Pro rata refers to a proportional allocation. In accounting, this means the allocation of revenues, expenses, assets, liabilities, or other items among participants, based on each participant’s proportional share of the whole. A participant may be an individual or an entity. The pro rata term can be applied to a number of scenarios. For example:
- Billing. A customer prepays for services not yet provided in the amount of $1,000, and then cancels service 10 days into the 30-day service period. The seller calculates the amount it has earned as 10 service days divided by the 30-day service period, or $300, and returns the remaining $700 to the customer. This is a pro rata distribution based on the passage of time.
- Business liquidation. A business is sold, and the proceeds are distributed to the common shareholders based on the number of shares held by each one. This is a pro rata distribution based on share holdings.

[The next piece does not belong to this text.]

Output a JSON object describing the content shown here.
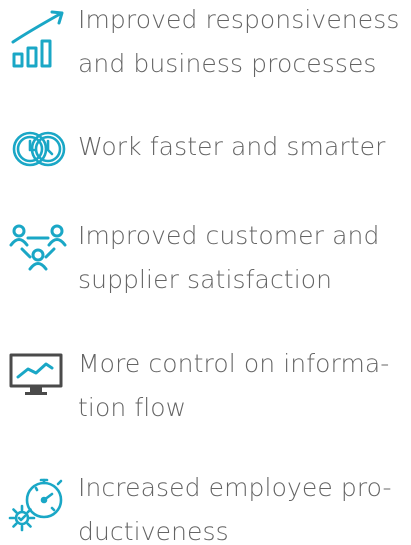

- Cost accounting. A company uses a standard costing system to account for its inventory, and has an unfavorable variance of $100,000 that it must allocate between the cost of goods sold and ending inventory. There is $200,000 of ending inventory, and there were $800,000 of cost of goods sold during the period. Accordingly, the company allocates $20,000 of the unfavorable variance to ending inventory (calculated as $200,000 ending inventory ÷ $1,000,000 allocation base, multiplied by the $100,000 variance) and $80,000 to the cost of goods sold (calculated as $800,000 cost of goods sold ÷ $1,000,000 allocation base, multiplied by the $100,000 variance). This is a pro rata distribution based on recorded cost.

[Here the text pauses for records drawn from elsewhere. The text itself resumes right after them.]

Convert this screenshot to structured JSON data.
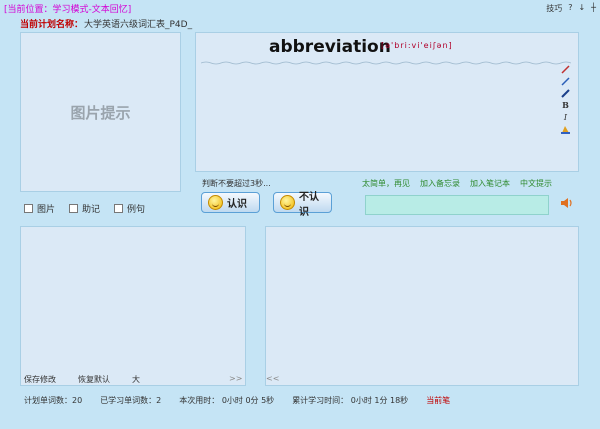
{
  "location": "[当前位置：学习模式-文本回忆]",
  "top_right": {
    "tips": "技巧",
    "help": "?",
    "min": "↓",
    "close": "┼"
  },
  "plan": {
    "label": "当前计划名称：",
    "value": "大学英语六级词汇表_P4D_"
  },
  "image_hint": "图片提示",
  "word": "abbreviation",
  "phonetic": "[ə'bri:vi'eiʃən]",
  "judge_hint": "判断不要超过3秒...",
  "links": [
    "太简单，再见",
    "加入备忘录",
    "加入笔记本",
    "中文提示"
  ],
  "checks": [
    "图片",
    "助记",
    "例句"
  ],
  "buttons": {
    "know": "认识",
    "unknow": "不认识"
  },
  "left_actions": [
    "保存修改",
    "恢复默认",
    "大"
  ],
  "left_arrow": ">>",
  "right_arrow": "<<",
  "status": {
    "plan_words": "计划单词数：20",
    "learned_words": "已学习单词数：2",
    "this_time": "本次用时：  0小时 0分 5秒",
    "total_time": "累计学习时间：  0小时 1分 18秒",
    "current_label": "当前笔"
  },
  "tool_icons": [
    "pencil-icon",
    "pen-icon",
    "marker-icon",
    "bold-icon",
    "italic-icon",
    "color-icon"
  ],
  "colors": {
    "background": "#c5e4f5",
    "panel": "#dbe9f6",
    "link": "#2e8a2e",
    "accent_red": "#c00000",
    "location": "#d400d4"
  }
}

- Expense allocation. A company incurred $1,200 of interest expense over an entire year, and wants to allocate it to individual months. One method of doing so is to evenly allocate it by month, so that each month is charged $100. This is a pro rata distribution based on the number of months.
- Partnership liability. Under a partnership agreement, each partner is liable to pay for any claims against the partnership, up to his or her partnership share. There is a legal settlement for $1,000,000. Partner Smith has a 20% interest in the partnership, and so is liable for $200,000 of the legal settlement. This is a pro rata payment based on ownership interest.